Improvement of Pedestrian Traffic

Improving walkability is a measure with many health, environmental, and economic benefits. Factors influencing walkability are the presence and quality of footpaths, sidewalks or other pedestrian rights-of-way, traffic and road conditions, land use patterns, building accessibility and safety, among others.

Renewable Energies for Urban Transportation

A major issue of concern is urban transport energy dependence and energy supply security. Today urban transport mostly bases on fossil resources like petrol and diesel. New technology and the development and integration of renewable resources into transport energy systems may reduce the current transport energy dependence of urban areas. There are many well-known possibilities for renewable transport fuel such as biogas, bio-diesel and bio-ethanol. Electric trams and trolleys that make use of hydro, solar or wind power to replace fossil fuel buses are examples of renewable electrical sources replacing finite sources

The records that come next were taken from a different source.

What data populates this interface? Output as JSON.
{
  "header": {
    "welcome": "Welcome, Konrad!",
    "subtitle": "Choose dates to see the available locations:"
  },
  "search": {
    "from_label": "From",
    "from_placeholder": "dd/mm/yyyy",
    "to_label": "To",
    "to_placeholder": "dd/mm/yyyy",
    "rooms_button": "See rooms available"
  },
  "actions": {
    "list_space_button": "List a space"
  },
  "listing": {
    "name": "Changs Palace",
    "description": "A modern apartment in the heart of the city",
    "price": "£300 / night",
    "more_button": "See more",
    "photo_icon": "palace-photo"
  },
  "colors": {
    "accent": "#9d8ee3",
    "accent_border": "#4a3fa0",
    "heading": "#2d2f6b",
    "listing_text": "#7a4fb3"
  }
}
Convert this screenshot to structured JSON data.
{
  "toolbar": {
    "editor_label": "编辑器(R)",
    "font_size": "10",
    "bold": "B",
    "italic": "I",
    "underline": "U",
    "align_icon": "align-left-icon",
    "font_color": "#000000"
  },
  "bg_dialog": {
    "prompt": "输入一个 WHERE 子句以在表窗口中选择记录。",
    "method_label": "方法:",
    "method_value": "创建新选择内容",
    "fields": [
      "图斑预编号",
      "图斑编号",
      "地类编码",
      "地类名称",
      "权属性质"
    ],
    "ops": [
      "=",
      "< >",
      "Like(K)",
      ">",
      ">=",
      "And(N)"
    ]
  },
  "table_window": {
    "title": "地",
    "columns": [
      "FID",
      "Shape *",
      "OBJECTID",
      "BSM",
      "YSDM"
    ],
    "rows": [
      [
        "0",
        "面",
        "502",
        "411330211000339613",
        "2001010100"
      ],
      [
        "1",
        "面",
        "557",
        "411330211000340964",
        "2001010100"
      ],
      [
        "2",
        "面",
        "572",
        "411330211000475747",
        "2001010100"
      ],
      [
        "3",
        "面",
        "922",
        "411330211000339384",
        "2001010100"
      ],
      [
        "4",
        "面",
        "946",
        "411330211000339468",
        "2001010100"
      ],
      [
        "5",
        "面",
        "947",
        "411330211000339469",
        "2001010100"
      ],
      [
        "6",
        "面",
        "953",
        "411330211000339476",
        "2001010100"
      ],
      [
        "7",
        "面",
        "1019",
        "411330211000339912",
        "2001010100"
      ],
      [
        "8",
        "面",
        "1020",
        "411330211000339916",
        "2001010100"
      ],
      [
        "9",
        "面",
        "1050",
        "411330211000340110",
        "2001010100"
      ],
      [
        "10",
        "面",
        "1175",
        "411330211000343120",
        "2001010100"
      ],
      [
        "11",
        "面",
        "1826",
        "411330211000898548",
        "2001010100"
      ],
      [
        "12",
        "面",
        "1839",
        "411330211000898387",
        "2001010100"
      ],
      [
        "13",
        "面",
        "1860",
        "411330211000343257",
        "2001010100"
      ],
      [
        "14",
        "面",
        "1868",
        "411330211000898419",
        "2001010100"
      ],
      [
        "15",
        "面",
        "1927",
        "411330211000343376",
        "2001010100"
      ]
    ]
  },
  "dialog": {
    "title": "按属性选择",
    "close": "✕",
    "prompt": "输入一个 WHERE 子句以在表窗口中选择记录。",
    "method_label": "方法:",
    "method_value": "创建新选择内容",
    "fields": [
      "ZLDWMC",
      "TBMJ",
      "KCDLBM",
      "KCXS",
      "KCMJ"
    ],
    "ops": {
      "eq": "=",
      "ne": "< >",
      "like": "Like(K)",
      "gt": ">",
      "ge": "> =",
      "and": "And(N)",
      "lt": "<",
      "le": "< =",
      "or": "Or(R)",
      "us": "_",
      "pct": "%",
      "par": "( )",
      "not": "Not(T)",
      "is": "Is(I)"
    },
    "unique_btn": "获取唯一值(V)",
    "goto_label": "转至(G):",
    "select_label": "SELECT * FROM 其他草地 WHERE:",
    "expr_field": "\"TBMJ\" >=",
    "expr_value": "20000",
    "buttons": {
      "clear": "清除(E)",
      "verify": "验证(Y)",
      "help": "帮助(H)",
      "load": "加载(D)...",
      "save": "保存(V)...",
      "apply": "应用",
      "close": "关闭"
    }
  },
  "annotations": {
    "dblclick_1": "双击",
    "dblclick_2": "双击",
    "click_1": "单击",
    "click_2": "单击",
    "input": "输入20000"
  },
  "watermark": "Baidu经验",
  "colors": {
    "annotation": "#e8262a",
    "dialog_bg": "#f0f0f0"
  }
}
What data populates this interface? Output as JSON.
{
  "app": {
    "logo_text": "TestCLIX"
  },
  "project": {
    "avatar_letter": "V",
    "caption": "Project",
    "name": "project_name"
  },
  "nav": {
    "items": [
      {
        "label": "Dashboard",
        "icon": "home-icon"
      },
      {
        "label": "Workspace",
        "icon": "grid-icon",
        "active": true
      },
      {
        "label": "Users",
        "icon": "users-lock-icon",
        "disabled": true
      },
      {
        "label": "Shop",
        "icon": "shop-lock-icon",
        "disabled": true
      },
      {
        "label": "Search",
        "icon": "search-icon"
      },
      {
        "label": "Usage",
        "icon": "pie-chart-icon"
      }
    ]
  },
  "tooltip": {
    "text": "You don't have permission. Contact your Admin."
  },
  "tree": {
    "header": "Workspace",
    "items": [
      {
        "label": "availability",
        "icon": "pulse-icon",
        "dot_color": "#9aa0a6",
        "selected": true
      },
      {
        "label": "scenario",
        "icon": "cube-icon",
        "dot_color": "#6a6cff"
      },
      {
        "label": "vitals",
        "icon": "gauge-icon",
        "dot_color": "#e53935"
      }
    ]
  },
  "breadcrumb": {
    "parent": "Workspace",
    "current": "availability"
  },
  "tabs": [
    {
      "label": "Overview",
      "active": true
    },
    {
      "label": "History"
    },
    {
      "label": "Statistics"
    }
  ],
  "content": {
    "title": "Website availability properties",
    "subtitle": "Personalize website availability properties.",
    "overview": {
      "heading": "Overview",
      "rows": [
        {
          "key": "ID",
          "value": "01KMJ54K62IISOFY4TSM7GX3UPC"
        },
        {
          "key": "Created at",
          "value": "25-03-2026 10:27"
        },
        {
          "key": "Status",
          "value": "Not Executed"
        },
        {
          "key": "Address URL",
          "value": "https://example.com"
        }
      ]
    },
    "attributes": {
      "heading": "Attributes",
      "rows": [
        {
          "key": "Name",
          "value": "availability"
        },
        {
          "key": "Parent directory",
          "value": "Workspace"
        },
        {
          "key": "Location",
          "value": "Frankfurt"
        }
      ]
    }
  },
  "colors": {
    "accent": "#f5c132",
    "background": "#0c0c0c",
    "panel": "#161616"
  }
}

Electromobility offers both from an economic and an environmental point of view and potential benefits like a reduction of the direct emissions of the vehicles (e.g. exhaust gases, noise), the reduction of CO2 emissions through the use of electricity from non-fossil and renewable energy sources, the security of energy supply through the use of various energy sources (energy mix), the possibility for change in mobility behaviour through new means of transport (electric scooter, pedelec). For large scale implementation of electromobility investments in infrastructure e.g. for charging vehicle batteries are necessary.

In a pilot phase is the “power to hydrogen” technology. Therefore surplus green electricity is used to break water down into oxygen and hydrogen in with the help of electrolyzers. The hydrogen could one day power fuel-cell vehicles. Because of lacking infrastructure a second process step is carried out directly: methanation. In this second step, the hydrogen is reacted with CO2 to produce synthetic methane. It is virtually identical to fossil natural gas and will be distributed via an existing infrastructure, the German natural gas network, to the CNG filling stations. The plant is scheduled to begin feeding Audi e-gas to the grid in the fall of this year. The technology in the moment is tested in Germany.

Transport brings enourmos benefits for the socieaty - trade, travel, globalisation. But it is dependent from fossil fuels and it is a mayor contributor for greenhouse emissions. The depenecy on fossil fules is negative for the European economy because of a high amount of imports (EU imports of oil are around 71%).  Shift to a fossil free mobility.

 

For example is the use of cars is economical not feasible because:

1. Mayor investment in the car

2. Value of the car decrease of 50% in 2 years

3. Energy efficiency 1200 kg car to transport 75 kg driver

4. Huge amount invest in the support system - infrastructure

5. Dominates the urbanity in many Cities

6. Substantial environmental and social costs

Related good Practice Examples:

Bike City Vienna

Car free living in Vienna

Energy Saving Tram in Vienna

E-mobility on demand in Vienna

SMILE- Smart Mobility Info and Ticketing System

Links, literature:

Related presentation at SPECIAL's Training Week - Berlin/Germany, September 2013

How to introduce sustainable mobility in settlements? - DI Claus Köllinger, Managing Director, Austrian Mobility Research

Related presentations at SPECIAL's Training Week - Sweden, May 2013